A new page will be added soon on preparing your song, arrangement, and performance for recording.
Why have the studio mix?
The mix engineer's job looks simple, yet there are many hidden techniques and adjustments used in most tracks. These take hundreds of hours of practice to master. As a professional mix engineer, it can also be helpful to hear the track fresh, providing a new set of ears. We don't know which parts you had trouble with or found easy. We just hear the recording.
Typical home mixing errors...
Vocals sounding dull and lifeless
Bass and low frequencies lack clarity and sound muddy without punch
Drums sound more like old steel trashcans than a quality drumkit
The mix sounds two-dimensional
Some instruments sound like they were recording in a different acoustic space to others
Mixes sound too narrow
The finished track sounds quieter or weaker than its rivals
On some speaker systems, some instruments disappear in the mix.
Lack of front-to-back depth
The balance is not consistent, with vocals and other instruments too loud, then too soft.
At the studio...
With the vocals alone, an engineer may use equalisation, harmonic enhancement, single band, multiband, parallel, or sideband compression; parallel processing of saturation or distortion, mono or stereo delays, a mixture of reverbs; panning L/R and front to back; level automation: and many other processes or effects. And sometimes, almost no processing is used.
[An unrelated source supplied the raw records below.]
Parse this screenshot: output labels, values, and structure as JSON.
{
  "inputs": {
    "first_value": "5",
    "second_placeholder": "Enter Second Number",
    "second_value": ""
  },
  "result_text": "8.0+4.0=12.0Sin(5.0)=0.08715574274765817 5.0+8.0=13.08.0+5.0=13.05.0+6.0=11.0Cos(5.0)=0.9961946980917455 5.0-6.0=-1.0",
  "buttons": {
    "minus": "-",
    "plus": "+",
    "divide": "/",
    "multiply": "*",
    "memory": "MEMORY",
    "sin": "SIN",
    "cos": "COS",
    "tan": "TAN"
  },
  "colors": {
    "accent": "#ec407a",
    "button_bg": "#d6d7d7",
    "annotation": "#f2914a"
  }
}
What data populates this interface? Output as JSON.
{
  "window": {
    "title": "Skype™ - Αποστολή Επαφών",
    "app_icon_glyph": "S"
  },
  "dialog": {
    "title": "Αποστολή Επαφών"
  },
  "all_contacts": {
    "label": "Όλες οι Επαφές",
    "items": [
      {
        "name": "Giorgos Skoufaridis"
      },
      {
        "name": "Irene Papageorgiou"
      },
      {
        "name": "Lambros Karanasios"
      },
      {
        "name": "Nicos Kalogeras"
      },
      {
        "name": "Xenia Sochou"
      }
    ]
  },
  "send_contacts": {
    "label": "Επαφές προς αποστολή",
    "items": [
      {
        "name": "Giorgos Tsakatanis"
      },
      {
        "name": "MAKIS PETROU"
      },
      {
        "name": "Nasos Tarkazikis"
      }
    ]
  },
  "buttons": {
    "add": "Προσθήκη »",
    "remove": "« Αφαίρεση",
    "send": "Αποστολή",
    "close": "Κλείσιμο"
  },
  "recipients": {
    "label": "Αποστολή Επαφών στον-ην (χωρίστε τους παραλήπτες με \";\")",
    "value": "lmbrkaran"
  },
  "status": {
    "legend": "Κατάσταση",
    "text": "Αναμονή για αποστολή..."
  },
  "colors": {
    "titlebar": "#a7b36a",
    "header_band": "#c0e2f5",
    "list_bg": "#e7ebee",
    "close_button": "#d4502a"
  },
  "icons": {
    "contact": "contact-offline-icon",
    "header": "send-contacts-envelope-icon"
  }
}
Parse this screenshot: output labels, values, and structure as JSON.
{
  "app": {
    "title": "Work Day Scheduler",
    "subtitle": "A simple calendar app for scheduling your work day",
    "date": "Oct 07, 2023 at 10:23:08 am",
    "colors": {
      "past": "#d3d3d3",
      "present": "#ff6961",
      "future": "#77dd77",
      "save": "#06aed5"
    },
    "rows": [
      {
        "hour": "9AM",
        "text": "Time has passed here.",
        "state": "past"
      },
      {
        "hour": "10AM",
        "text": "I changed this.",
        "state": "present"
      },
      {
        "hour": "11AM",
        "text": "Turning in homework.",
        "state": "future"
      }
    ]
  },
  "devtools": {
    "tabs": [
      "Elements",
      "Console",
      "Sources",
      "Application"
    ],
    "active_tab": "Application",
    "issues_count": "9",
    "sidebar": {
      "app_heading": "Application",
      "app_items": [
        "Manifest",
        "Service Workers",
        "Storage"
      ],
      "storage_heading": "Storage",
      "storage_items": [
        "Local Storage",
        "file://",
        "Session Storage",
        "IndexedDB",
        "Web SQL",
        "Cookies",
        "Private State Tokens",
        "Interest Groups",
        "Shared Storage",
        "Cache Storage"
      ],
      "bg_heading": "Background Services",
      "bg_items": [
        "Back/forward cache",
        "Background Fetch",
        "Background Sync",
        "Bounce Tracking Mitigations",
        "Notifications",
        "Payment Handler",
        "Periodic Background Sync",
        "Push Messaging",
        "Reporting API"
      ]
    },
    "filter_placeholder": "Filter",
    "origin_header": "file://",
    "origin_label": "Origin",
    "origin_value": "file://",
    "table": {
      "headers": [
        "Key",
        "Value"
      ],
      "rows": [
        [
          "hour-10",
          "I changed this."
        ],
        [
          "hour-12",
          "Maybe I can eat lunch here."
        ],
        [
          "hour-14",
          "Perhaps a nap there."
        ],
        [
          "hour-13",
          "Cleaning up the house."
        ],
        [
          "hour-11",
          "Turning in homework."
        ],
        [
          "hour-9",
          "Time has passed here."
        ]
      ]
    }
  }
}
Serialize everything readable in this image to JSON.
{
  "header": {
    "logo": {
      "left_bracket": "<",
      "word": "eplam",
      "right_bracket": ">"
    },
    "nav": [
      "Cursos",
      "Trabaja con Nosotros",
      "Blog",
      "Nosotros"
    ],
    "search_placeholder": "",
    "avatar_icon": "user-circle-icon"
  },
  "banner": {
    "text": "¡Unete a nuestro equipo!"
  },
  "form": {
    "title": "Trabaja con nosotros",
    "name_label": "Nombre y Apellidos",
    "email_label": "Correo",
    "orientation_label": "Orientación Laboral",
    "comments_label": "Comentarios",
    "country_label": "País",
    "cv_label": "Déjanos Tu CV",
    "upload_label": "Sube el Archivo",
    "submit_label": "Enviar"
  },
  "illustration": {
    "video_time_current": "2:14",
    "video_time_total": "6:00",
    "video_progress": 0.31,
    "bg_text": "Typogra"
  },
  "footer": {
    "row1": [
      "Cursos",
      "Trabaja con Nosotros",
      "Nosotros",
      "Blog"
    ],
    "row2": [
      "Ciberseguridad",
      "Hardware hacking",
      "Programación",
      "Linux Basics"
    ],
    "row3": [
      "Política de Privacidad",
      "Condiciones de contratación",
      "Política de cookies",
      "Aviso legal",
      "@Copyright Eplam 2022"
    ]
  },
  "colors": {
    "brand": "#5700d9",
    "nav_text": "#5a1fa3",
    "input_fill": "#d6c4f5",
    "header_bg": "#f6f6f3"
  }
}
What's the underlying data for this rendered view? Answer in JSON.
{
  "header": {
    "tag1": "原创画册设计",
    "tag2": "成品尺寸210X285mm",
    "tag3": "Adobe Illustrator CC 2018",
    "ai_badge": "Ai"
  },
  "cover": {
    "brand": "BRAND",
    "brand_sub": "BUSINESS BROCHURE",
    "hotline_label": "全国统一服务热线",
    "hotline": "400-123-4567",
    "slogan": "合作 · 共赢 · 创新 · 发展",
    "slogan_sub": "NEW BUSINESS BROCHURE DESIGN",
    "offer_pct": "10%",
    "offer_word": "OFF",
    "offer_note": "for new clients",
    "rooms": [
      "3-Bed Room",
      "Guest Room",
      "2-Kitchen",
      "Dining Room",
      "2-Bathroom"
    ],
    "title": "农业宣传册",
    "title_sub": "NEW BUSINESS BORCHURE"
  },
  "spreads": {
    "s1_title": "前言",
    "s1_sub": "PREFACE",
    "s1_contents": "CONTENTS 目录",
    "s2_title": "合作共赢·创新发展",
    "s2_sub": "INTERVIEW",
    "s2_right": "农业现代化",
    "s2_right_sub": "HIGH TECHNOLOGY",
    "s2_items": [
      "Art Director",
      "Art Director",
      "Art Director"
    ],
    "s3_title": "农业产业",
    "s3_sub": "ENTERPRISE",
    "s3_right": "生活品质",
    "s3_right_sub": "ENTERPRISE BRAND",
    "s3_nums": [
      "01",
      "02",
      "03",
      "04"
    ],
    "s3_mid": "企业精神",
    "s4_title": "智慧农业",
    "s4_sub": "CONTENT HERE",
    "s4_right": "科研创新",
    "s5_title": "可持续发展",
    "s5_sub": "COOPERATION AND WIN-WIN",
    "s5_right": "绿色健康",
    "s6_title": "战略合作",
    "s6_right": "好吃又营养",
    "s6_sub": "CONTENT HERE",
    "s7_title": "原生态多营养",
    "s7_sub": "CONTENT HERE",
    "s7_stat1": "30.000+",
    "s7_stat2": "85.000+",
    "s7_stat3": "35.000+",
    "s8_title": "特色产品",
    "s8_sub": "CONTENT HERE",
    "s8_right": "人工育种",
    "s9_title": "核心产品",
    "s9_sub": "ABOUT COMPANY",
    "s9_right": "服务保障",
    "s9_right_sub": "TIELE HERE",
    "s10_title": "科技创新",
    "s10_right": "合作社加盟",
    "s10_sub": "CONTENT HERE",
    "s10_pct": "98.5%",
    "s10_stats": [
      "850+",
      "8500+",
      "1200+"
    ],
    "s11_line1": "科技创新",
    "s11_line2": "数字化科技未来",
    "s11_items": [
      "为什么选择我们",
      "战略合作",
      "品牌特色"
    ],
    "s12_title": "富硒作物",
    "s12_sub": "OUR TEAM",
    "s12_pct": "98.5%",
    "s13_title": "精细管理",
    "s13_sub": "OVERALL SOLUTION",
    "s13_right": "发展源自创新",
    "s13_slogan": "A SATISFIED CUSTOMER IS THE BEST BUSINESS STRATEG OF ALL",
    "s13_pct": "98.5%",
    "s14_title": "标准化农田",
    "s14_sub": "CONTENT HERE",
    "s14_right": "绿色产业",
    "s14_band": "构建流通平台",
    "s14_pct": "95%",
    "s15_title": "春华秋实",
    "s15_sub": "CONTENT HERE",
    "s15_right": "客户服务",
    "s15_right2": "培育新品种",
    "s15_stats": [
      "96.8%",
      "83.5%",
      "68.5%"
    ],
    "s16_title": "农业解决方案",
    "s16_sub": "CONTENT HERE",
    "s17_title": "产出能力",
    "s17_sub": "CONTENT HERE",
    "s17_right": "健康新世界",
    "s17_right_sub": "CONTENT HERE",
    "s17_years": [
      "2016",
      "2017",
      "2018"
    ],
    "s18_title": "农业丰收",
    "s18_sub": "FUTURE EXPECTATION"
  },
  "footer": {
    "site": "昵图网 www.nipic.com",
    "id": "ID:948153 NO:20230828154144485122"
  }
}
Before mixing, vocals may require pitch correction, mouth noises removed, plosions and sibilance corrected, and background noise attenuated. Breaths are sometimes removed, sometimes turned down, and even some breaths will be replaced with better-sounding breaths.
Surprises for inexperienced mix engineers...
Even slight modifications to one instrument impact the way we perceive other instruments
Mixes sound different on every speaker system
Mixes sound different the next day.